> _Exercise aim_
Every line that contains the word "this" should be copied from the records below.

> _Dataset rows describing interfaces_
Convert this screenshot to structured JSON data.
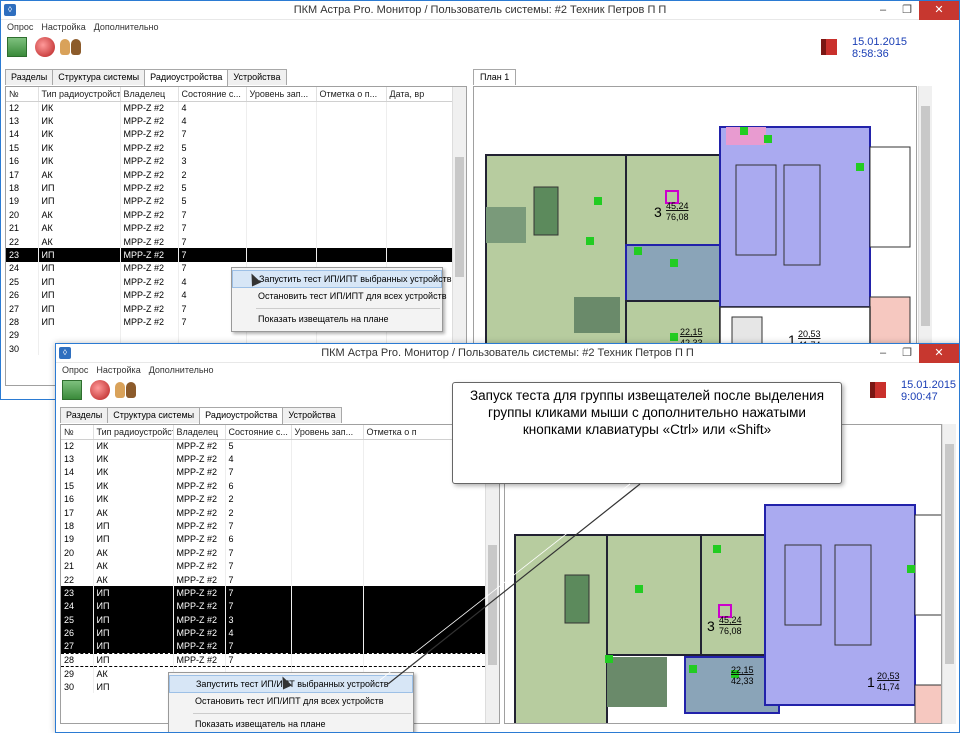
{
  "window1": {
    "title": "ПКМ Астра Pro. Монитор / Пользователь системы: #2 Техник Петров П П",
    "menu": [
      "Опрос",
      "Настройка",
      "Дополнительно"
    ],
    "date": "15.01.2015",
    "time": "8:58:36",
    "tabs": [
      "Разделы",
      "Структура системы",
      "Радиоустройства",
      "Устройства"
    ],
    "active_tab": "Радиоустройства",
    "columns": [
      "№",
      "Тип радиоустройства",
      "Владелец",
      "Состояние с...",
      "Уровень зап...",
      "Отметка о п...",
      "Дата, вр"
    ],
    "rows": [
      [
        "12",
        "ИК",
        "МРР-Z #2",
        "4"
      ],
      [
        "13",
        "ИК",
        "МРР-Z #2",
        "4"
      ],
      [
        "14",
        "ИК",
        "МРР-Z #2",
        "7"
      ],
      [
        "15",
        "ИК",
        "МРР-Z #2",
        "5"
      ],
      [
        "16",
        "ИК",
        "МРР-Z #2",
        "3"
      ],
      [
        "17",
        "АК",
        "МРР-Z #2",
        "2"
      ],
      [
        "18",
        "ИП",
        "МРР-Z #2",
        "5"
      ],
      [
        "19",
        "ИП",
        "МРР-Z #2",
        "5"
      ],
      [
        "20",
        "АК",
        "МРР-Z #2",
        "7"
      ],
      [
        "21",
        "АК",
        "МРР-Z #2",
        "7"
      ],
      [
        "22",
        "АК",
        "МРР-Z #2",
        "7"
      ],
      [
        "23",
        "ИП",
        "МРР-Z #2",
        "7"
      ],
      [
        "24",
        "ИП",
        "МРР-Z #2",
        "7"
      ],
      [
        "25",
        "ИП",
        "МРР-Z #2",
        "4"
      ],
      [
        "26",
        "ИП",
        "МРР-Z #2",
        "4"
      ],
      [
        "27",
        "ИП",
        "МРР-Z #2",
        "7"
      ],
      [
        "28",
        "ИП",
        "МРР-Z #2",
        "7"
      ],
      [
        "29",
        "",
        "",
        " "
      ],
      [
        "30",
        "",
        "",
        " "
      ]
    ],
    "plan_tab": "План 1",
    "context_menu": [
      "Запустить тест ИП/ИПТ выбранных устройств",
      "Остановить тест ИП/ИПТ для всех устройств",
      "Показать извещатель на плане"
    ]
  },
  "window2": {
    "title": "ПКМ Астра Pro. Монитор / Пользователь системы: #2 Техник Петров П П",
    "menu": [
      "Опрос",
      "Настройка",
      "Дополнительно"
    ],
    "date": "15.01.2015",
    "time": "9:00:47",
    "tabs": [
      "Разделы",
      "Структура системы",
      "Радиоустройства",
      "Устройства"
    ],
    "active_tab": "Радиоустройства",
    "columns": [
      "№",
      "Тип радиоустройства",
      "Владелец",
      "Состояние с...",
      "Уровень зап...",
      "Отметка о п"
    ],
    "rows": [
      [
        "12",
        "ИК",
        "МРР-Z #2",
        "5"
      ],
      [
        "13",
        "ИК",
        "МРР-Z #2",
        "4"
      ],
      [
        "14",
        "ИК",
        "МРР-Z #2",
        "7"
      ],
      [
        "15",
        "ИК",
        "МРР-Z #2",
        "6"
      ],
      [
        "16",
        "ИК",
        "МРР-Z #2",
        "2"
      ],
      [
        "17",
        "АК",
        "МРР-Z #2",
        "2"
      ],
      [
        "18",
        "ИП",
        "МРР-Z #2",
        "7"
      ],
      [
        "19",
        "ИП",
        "МРР-Z #2",
        "6"
      ],
      [
        "20",
        "АК",
        "МРР-Z #2",
        "7"
      ],
      [
        "21",
        "АК",
        "МРР-Z #2",
        "7"
      ],
      [
        "22",
        "АК",
        "МРР-Z #2",
        "7"
      ],
      [
        "23",
        "ИП",
        "МРР-Z #2",
        "7"
      ],
      [
        "24",
        "ИП",
        "МРР-Z #2",
        "7"
      ],
      [
        "25",
        "ИП",
        "МРР-Z #2",
        "3"
      ],
      [
        "26",
        "ИП",
        "МРР-Z #2",
        "4"
      ],
      [
        "27",
        "ИП",
        "МРР-Z #2",
        "7"
      ],
      [
        "28",
        "ИП",
        "МРР-Z #2",
        "7"
      ],
      [
        "29",
        "АК",
        "",
        ""
      ],
      [
        "30",
        "ИП",
        "",
        ""
      ]
    ],
    "context_menu": [
      "Запустить тест ИП/ИПТ выбранных устройств",
      "Остановить тест ИП/ИПТ для всех устройств",
      "Показать извещатель на плане"
    ]
  },
  "callout": "Запуск теста для группы извещателей после выделения группы кликами мыши с дополнительно нажатыми кнопками клавиатуры «Ctrl» или «Shift»",
  "plan_labels": {
    "room3_num": "3",
    "room3_a": "45,24",
    "room3_b": "76,08",
    "room2_a": "22,15",
    "room2_b": "42,33",
    "room1_num": "1",
    "room1_a": "20,53",
    "room1_b": "41,74"
  },
  "colors": {
    "selected_row": "#000000",
    "window_border": "#2b7bd3",
    "close_button": "#c7372f",
    "clock": "#1a3eb5",
    "plan_purple": "#aaaaf0",
    "plan_green": "#b7cc9f",
    "plan_blue": "#8aa4b8"
  }
}
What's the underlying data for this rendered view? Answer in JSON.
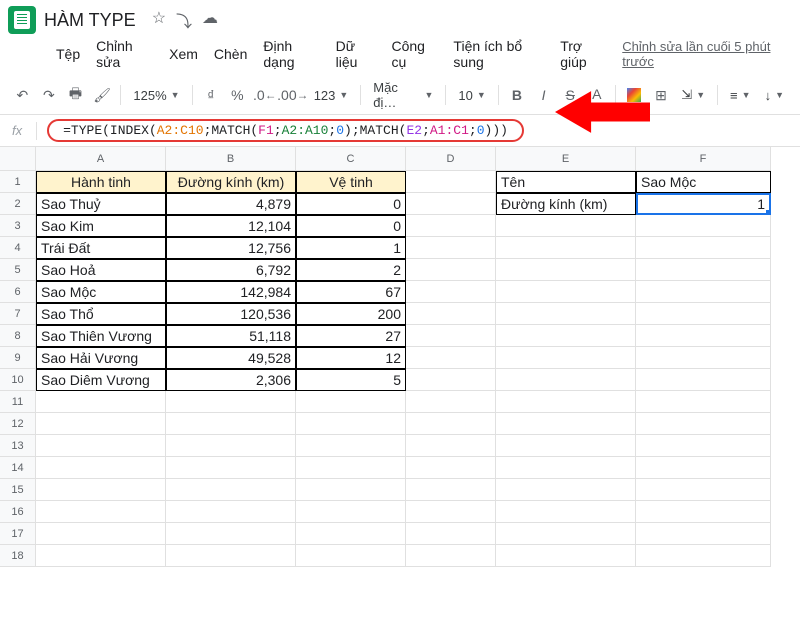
{
  "doc_title": "HÀM TYPE",
  "menu": [
    "Tệp",
    "Chỉnh sửa",
    "Xem",
    "Chèn",
    "Định dạng",
    "Dữ liệu",
    "Công cụ",
    "Tiện ích bổ sung",
    "Trợ giúp"
  ],
  "last_edit": "Chỉnh sửa lần cuối 5 phút trước",
  "toolbar": {
    "zoom": "125%",
    "currency": "₫",
    "percent": "%",
    "dec_dec": ".0̲",
    "dec_inc": ".00̲",
    "more_formats": "123",
    "font": "Mặc đị…",
    "font_size": "10",
    "bold": "B",
    "italic": "I",
    "strike": "S",
    "text_color": "A"
  },
  "formula": {
    "prefix": "=TYPE(INDEX(",
    "range1": "A2:C10",
    "mid1": ";MATCH(",
    "arg1": "F1",
    "mid2": ";",
    "range2": "A2:A10",
    "mid3": ";",
    "zero1": "0",
    "mid4": ");MATCH(",
    "arg2": "E2",
    "mid5": ";",
    "range3": "A1:C1",
    "mid6": ";",
    "zero2": "0",
    "suffix": ")))"
  },
  "fx_label": "fx",
  "columns": [
    "A",
    "B",
    "C",
    "D",
    "E",
    "F"
  ],
  "row_numbers": [
    1,
    2,
    3,
    4,
    5,
    6,
    7,
    8,
    9,
    10,
    11,
    12,
    13,
    14,
    15,
    16,
    17,
    18
  ],
  "table": {
    "headers": [
      "Hành tinh",
      "Đường kính (km)",
      "Vệ tinh"
    ],
    "rows": [
      [
        "Sao Thuỷ",
        "4,879",
        "0"
      ],
      [
        "Sao Kim",
        "12,104",
        "0"
      ],
      [
        "Trái Đất",
        "12,756",
        "1"
      ],
      [
        "Sao Hoả",
        "6,792",
        "2"
      ],
      [
        "Sao Mộc",
        "142,984",
        "67"
      ],
      [
        "Sao Thổ",
        "120,536",
        "200"
      ],
      [
        "Sao Thiên Vương",
        "51,118",
        "27"
      ],
      [
        "Sao Hải Vương",
        "49,528",
        "12"
      ],
      [
        "Sao Diêm Vương",
        "2,306",
        "5"
      ]
    ]
  },
  "lookup": {
    "e1": "Tên",
    "f1": "Sao Mộc",
    "e2": "Đường kính (km)",
    "f2": "1"
  },
  "chart_data": {
    "type": "table",
    "title": "HÀM TYPE example",
    "headers": [
      "Hành tinh",
      "Đường kính (km)",
      "Vệ tinh"
    ],
    "rows": [
      [
        "Sao Thuỷ",
        4879,
        0
      ],
      [
        "Sao Kim",
        12104,
        0
      ],
      [
        "Trái Đất",
        12756,
        1
      ],
      [
        "Sao Hoả",
        6792,
        2
      ],
      [
        "Sao Mộc",
        142984,
        67
      ],
      [
        "Sao Thổ",
        120536,
        200
      ],
      [
        "Sao Thiên Vương",
        51118,
        27
      ],
      [
        "Sao Hải Vương",
        49528,
        12
      ],
      [
        "Sao Diêm Vương",
        2306,
        5
      ]
    ]
  }
}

> _Expected output_
Convert this screenshot to structured JSON data.
What's the underlying data for this rendered view? Answer in JSON.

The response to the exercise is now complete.